PROVIDED MATERIAL —
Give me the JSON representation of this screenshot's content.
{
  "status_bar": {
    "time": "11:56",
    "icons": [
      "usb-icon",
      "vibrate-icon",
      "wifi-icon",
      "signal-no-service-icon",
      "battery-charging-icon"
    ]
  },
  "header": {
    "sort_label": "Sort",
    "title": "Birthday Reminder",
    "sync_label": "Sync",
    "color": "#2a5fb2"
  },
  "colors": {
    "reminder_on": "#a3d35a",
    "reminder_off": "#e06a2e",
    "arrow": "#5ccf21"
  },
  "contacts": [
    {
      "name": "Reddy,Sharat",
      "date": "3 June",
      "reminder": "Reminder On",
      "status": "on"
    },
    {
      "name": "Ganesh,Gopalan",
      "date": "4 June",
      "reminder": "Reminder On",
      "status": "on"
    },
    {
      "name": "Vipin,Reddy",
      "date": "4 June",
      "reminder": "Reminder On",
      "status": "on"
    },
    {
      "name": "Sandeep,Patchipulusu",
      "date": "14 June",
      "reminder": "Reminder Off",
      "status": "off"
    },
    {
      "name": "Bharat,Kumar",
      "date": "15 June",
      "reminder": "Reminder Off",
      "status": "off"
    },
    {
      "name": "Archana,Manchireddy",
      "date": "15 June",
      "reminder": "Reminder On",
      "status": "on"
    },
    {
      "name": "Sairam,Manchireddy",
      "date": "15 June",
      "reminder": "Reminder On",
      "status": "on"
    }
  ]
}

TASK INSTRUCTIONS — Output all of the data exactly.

REPLY —
Give me the JSON representation of this screenshot's content.
{
  "status_bar": {
    "time": "11:56",
    "icons": [
      "usb-icon",
      "vibrate-icon",
      "wifi-icon",
      "signal-no-service-icon",
      "battery-charging-icon"
    ]
  },
  "header": {
    "sort_label": "Sort",
    "title": "Birthday Reminder",
    "sync_label": "Sync",
    "color": "#2a5fb2"
  },
  "colors": {
    "reminder_on": "#a3d35a",
    "reminder_off": "#e06a2e",
    "arrow": "#5ccf21"
  },
  "contacts": [
    {
      "name": "Reddy,Sharat",
      "date": "3 June",
      "reminder": "Reminder On",
      "status": "on"
    },
    {
      "name": "Ganesh,Gopalan",
      "date": "4 June",
      "reminder": "Reminder On",
      "status": "on"
    },
    {
      "name": "Vipin,Reddy",
      "date": "4 June",
      "reminder": "Reminder On",
      "status": "on"
    },
    {
      "name": "Sandeep,Patchipulusu",
      "date": "14 June",
      "reminder": "Reminder Off",
      "status": "off"
    },
    {
      "name": "Bharat,Kumar",
      "date": "15 June",
      "reminder": "Reminder Off",
      "status": "off"
    },
    {
      "name": "Archana,Manchireddy",
      "date": "15 June",
      "reminder": "Reminder On",
      "status": "on"
    },
    {
      "name": "Sairam,Manchireddy",
      "date": "15 June",
      "reminder": "Reminder On",
      "status": "on"
    }
  ]
}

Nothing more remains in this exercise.